◆ TASK TO CARRY OUT ◆
Every picture should be left out, but the lines below must be repeated exactly.

--- DATA SUPPLIED ---

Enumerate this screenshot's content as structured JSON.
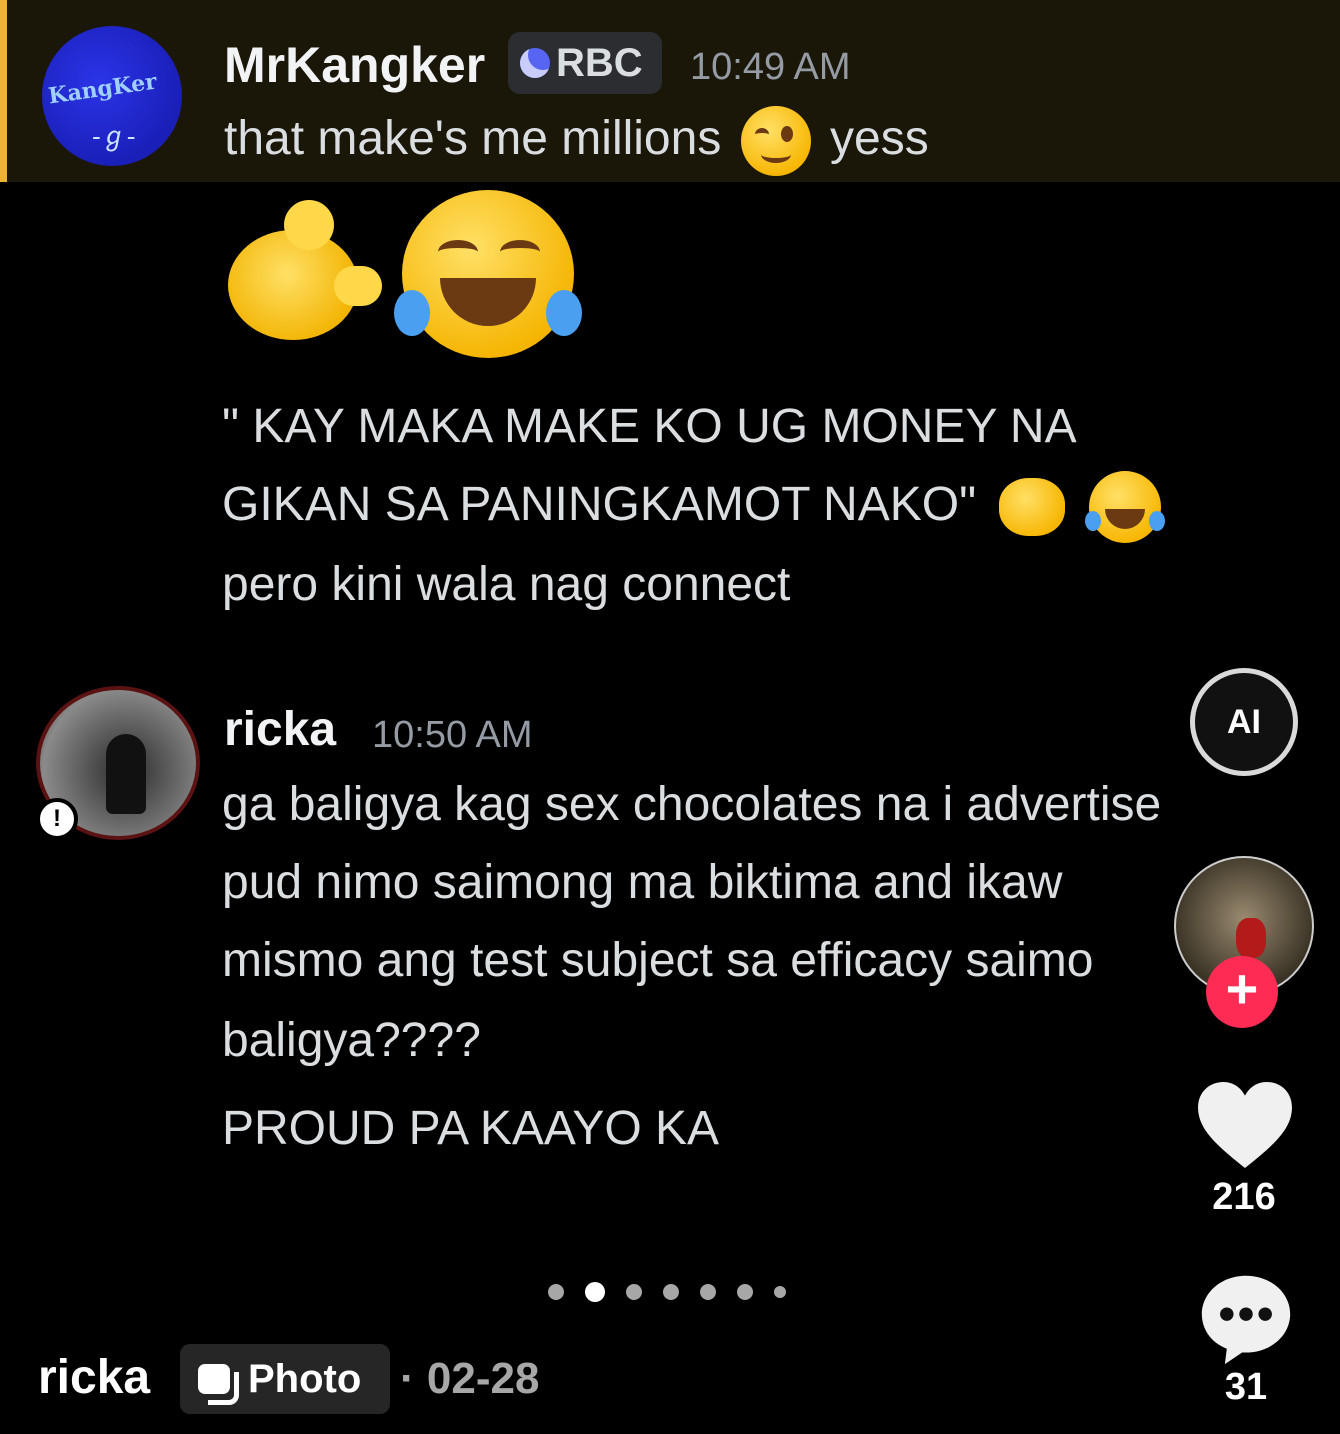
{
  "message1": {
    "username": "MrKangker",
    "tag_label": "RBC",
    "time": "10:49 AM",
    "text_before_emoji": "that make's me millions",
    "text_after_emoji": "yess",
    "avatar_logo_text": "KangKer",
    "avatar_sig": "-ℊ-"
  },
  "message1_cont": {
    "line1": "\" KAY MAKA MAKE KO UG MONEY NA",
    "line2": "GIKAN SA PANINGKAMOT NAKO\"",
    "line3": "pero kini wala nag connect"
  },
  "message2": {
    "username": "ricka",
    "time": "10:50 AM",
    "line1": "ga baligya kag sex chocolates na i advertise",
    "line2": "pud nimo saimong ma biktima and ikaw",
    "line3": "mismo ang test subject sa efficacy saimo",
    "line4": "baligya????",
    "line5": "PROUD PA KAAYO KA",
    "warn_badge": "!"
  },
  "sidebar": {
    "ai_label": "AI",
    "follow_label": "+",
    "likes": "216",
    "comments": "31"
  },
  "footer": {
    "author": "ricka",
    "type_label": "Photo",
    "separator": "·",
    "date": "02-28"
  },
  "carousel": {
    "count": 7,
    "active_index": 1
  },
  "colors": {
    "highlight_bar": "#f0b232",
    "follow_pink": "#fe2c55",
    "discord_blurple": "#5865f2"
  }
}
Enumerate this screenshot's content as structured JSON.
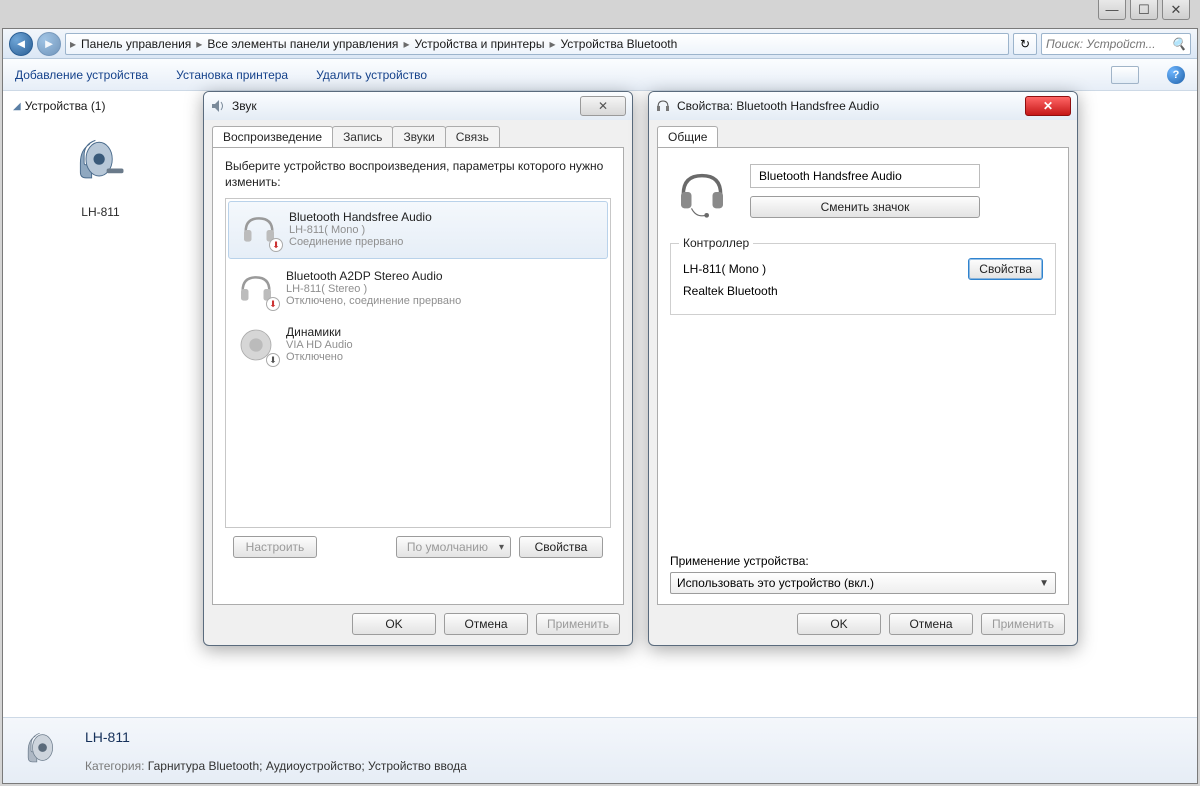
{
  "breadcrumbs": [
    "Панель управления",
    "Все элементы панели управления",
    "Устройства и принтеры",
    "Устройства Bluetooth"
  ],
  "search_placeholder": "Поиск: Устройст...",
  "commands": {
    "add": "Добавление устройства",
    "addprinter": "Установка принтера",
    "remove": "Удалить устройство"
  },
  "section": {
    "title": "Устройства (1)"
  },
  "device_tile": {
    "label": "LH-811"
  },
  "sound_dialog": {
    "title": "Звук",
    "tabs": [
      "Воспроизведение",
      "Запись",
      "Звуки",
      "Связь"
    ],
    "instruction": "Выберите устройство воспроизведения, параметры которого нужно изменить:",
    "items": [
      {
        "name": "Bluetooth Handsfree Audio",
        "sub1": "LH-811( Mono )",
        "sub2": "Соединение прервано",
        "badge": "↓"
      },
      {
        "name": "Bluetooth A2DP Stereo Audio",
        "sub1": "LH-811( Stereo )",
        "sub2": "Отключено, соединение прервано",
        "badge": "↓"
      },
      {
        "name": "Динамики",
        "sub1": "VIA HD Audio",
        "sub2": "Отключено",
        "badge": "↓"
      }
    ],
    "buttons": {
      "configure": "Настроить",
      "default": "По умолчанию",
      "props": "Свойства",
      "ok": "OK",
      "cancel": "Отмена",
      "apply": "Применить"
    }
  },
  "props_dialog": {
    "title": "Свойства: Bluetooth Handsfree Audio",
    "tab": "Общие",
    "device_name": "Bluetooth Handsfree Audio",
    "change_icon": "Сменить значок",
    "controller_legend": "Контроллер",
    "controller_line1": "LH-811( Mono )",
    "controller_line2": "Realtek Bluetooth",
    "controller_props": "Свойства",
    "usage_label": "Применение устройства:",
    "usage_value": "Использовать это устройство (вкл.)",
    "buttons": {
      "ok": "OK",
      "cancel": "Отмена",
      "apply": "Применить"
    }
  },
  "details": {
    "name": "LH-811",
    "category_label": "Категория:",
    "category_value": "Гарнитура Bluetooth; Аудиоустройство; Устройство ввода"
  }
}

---

◆ EXPECTED OUTPUT ◆
Enumerate this screenshot's content as structured JSON.
{
  "message1": {
    "username": "MrKangker",
    "tag_label": "RBC",
    "time": "10:49 AM",
    "text_before_emoji": "that make's me millions",
    "text_after_emoji": "yess",
    "avatar_logo_text": "KangKer",
    "avatar_sig": "-ℊ-"
  },
  "message1_cont": {
    "line1": "\" KAY MAKA MAKE KO UG MONEY NA",
    "line2": "GIKAN SA PANINGKAMOT NAKO\"",
    "line3": "pero kini wala nag connect"
  },
  "message2": {
    "username": "ricka",
    "time": "10:50 AM",
    "line1": "ga baligya kag sex chocolates na i advertise",
    "line2": "pud nimo saimong ma biktima and ikaw",
    "line3": "mismo ang test subject sa efficacy saimo",
    "line4": "baligya????",
    "line5": "PROUD PA KAAYO KA",
    "warn_badge": "!"
  },
  "sidebar": {
    "ai_label": "AI",
    "follow_label": "+",
    "likes": "216",
    "comments": "31"
  },
  "footer": {
    "author": "ricka",
    "type_label": "Photo",
    "separator": "·",
    "date": "02-28"
  },
  "carousel": {
    "count": 7,
    "active_index": 1
  },
  "colors": {
    "highlight_bar": "#f0b232",
    "follow_pink": "#fe2c55",
    "discord_blurple": "#5865f2"
  }
}
Enumerate this screenshot's content as structured JSON.
{
  "breadcrumbs": [
    "Панель управления",
    "Все элементы панели управления",
    "Устройства и принтеры",
    "Устройства Bluetooth"
  ],
  "search_placeholder": "Поиск: Устройст...",
  "commands": {
    "add": "Добавление устройства",
    "addprinter": "Установка принтера",
    "remove": "Удалить устройство"
  },
  "section": {
    "title": "Устройства (1)"
  },
  "device_tile": {
    "label": "LH-811"
  },
  "sound_dialog": {
    "title": "Звук",
    "tabs": [
      "Воспроизведение",
      "Запись",
      "Звуки",
      "Связь"
    ],
    "instruction": "Выберите устройство воспроизведения, параметры которого нужно изменить:",
    "items": [
      {
        "name": "Bluetooth Handsfree Audio",
        "sub1": "LH-811( Mono )",
        "sub2": "Соединение прервано",
        "badge": "↓"
      },
      {
        "name": "Bluetooth A2DP Stereo Audio",
        "sub1": "LH-811( Stereo )",
        "sub2": "Отключено, соединение прервано",
        "badge": "↓"
      },
      {
        "name": "Динамики",
        "sub1": "VIA HD Audio",
        "sub2": "Отключено",
        "badge": "↓"
      }
    ],
    "buttons": {
      "configure": "Настроить",
      "default": "По умолчанию",
      "props": "Свойства",
      "ok": "OK",
      "cancel": "Отмена",
      "apply": "Применить"
    }
  },
  "props_dialog": {
    "title": "Свойства: Bluetooth Handsfree Audio",
    "tab": "Общие",
    "device_name": "Bluetooth Handsfree Audio",
    "change_icon": "Сменить значок",
    "controller_legend": "Контроллер",
    "controller_line1": "LH-811( Mono )",
    "controller_line2": "Realtek Bluetooth",
    "controller_props": "Свойства",
    "usage_label": "Применение устройства:",
    "usage_value": "Использовать это устройство (вкл.)",
    "buttons": {
      "ok": "OK",
      "cancel": "Отмена",
      "apply": "Применить"
    }
  },
  "details": {
    "name": "LH-811",
    "category_label": "Категория:",
    "category_value": "Гарнитура Bluetooth; Аудиоустройство; Устройство ввода"
  }
}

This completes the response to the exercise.